For a goalkeeper to concede 11 goals in the space of a week for a club struggling at the foot of England's lowest division is a stern test of character, asking if you have the ability and the desire to play at a high level.
Kieran O'Hara, in line to win his second senior cap for Ireland against New Zealand tonight, took that test. He'd argue that his presence in the Ireland squad, and the fact that he's still under contract with Manchester United, shows that he has a bit of both.
And even though he faces the unenviable task of trying to show that he's a better goalkeeper than David de Gea and Darren Randolph, the Manchester native with Galway roots says he has the confidence to get him over that line.
"I wouldn't still be doing what I am doing if I didn't believe in myself to play at the top level," says O'Hara, currently on loan from United to League One side Burton Albion.
"I have never shied away from that, that's the goal, I believe I can achieve that.
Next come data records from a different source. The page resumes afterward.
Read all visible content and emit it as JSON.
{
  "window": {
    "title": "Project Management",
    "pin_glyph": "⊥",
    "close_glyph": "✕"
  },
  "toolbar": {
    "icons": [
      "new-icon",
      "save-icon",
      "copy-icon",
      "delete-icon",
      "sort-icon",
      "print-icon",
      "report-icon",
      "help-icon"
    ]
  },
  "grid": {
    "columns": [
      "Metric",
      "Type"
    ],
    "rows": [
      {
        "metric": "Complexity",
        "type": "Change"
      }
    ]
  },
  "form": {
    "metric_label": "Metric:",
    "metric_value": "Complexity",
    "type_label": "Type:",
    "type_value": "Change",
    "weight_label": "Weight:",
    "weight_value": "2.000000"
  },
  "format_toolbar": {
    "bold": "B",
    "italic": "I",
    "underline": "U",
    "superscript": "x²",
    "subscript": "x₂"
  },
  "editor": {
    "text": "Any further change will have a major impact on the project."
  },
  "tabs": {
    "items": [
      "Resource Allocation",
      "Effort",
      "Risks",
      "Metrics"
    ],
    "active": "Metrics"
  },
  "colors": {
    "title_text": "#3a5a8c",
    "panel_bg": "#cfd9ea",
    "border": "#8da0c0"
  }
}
Everyone wants to take what they do to the very top and I am no different.
Working with De Gea has helped. "He's a fantastic goalkeeper and it's put me in an amazing position to learn from someone like that at the very top level, it's helped my development to train with him and learn from him."
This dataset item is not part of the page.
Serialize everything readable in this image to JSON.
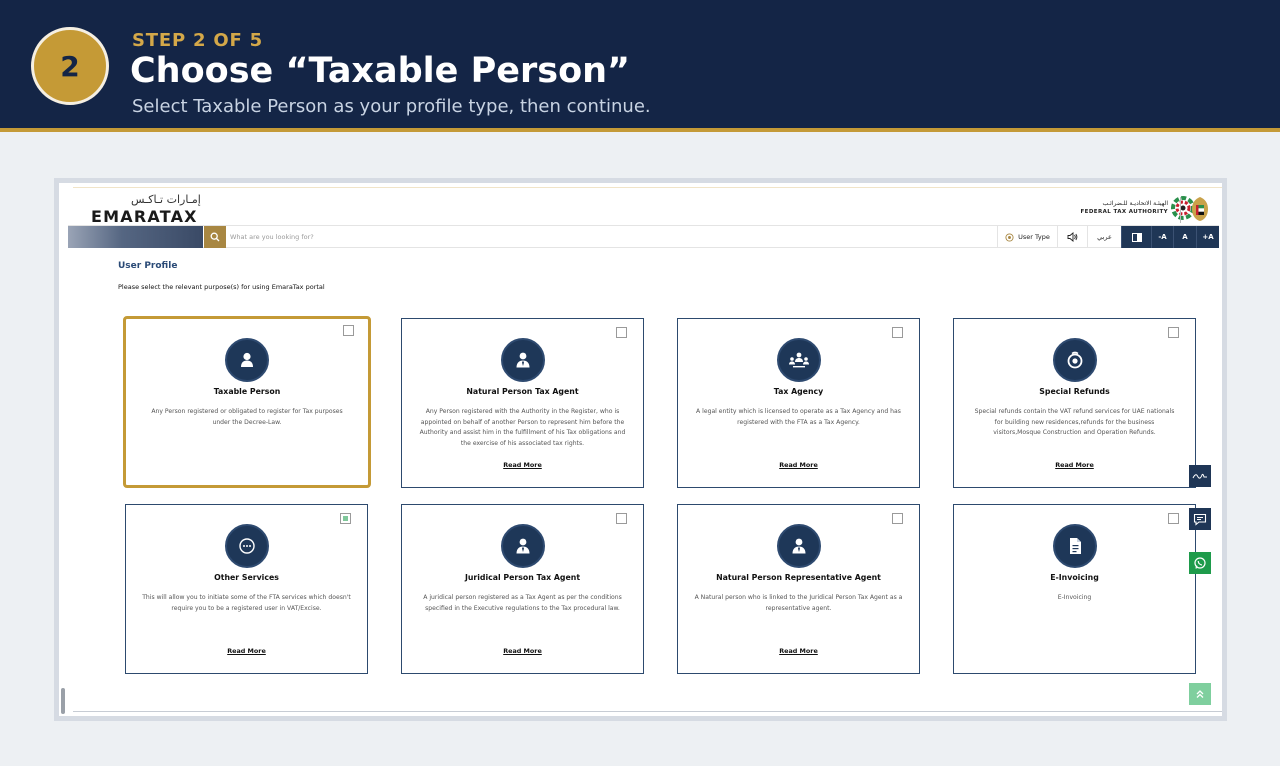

Ousting de Gea at Old Trafford is a long-term project as United tend to bring in their keepers from outside instead of promoting their home-produced ones, but O'Hara is close to the main stage with Ireland.
Should anything happen to Darren Randolph between now and Monday night (given Keiren Westwood's absence) O'Hara is next up to play in goal.
And it could happen: Randolph was a rookie (internationally-speaking) when he was called from the bench to replace an injured Shay Given in the first half of a must-win Euro 2016 qualifier at home to Germany. Randolph has not missed a competitive international since then.
"You never know what is going to happen in football. It's a crazy game so you have to be ready and prepared in training and mentally ready for whatever is thrown at you," says O'Hara, when asked if he could fill in for Randolph if needed.
"As a kid, you grow up with it being a high-pressure position, so it's nothing new being put into a big game so I definitely feel comfortable and I back myself every day. I believe in myself and I know I am good enough, it wouldn't faze me at all."
There are various staging posts in his career. Joining Manchester United as an eight-year-old, his first pro contract and character-building spells on loan (Morecambe, Stockport, Macclesfield, Burton).
There's also the Irish element. Trips back to his grandparents' home place in Galway, attempts by his dad to get him to play GAA in Manchester, his first Ireland cap, at U21 level (alongside Declan Rice) in 2017.
"When we were younger my Dad tried to get me to play a bit of Gaelic football. It was good, as a goalkeeper it kind of suits you playing with your hands. It's something I enjoyed but it comes to a time when you have to choose," he says.
A loan spell at Macclesfield last season was a harsh lesson (he conceded 20 times in six games at one stage) but life in mid-table with Burton is easier, his reward is a place in the Irish team tonight.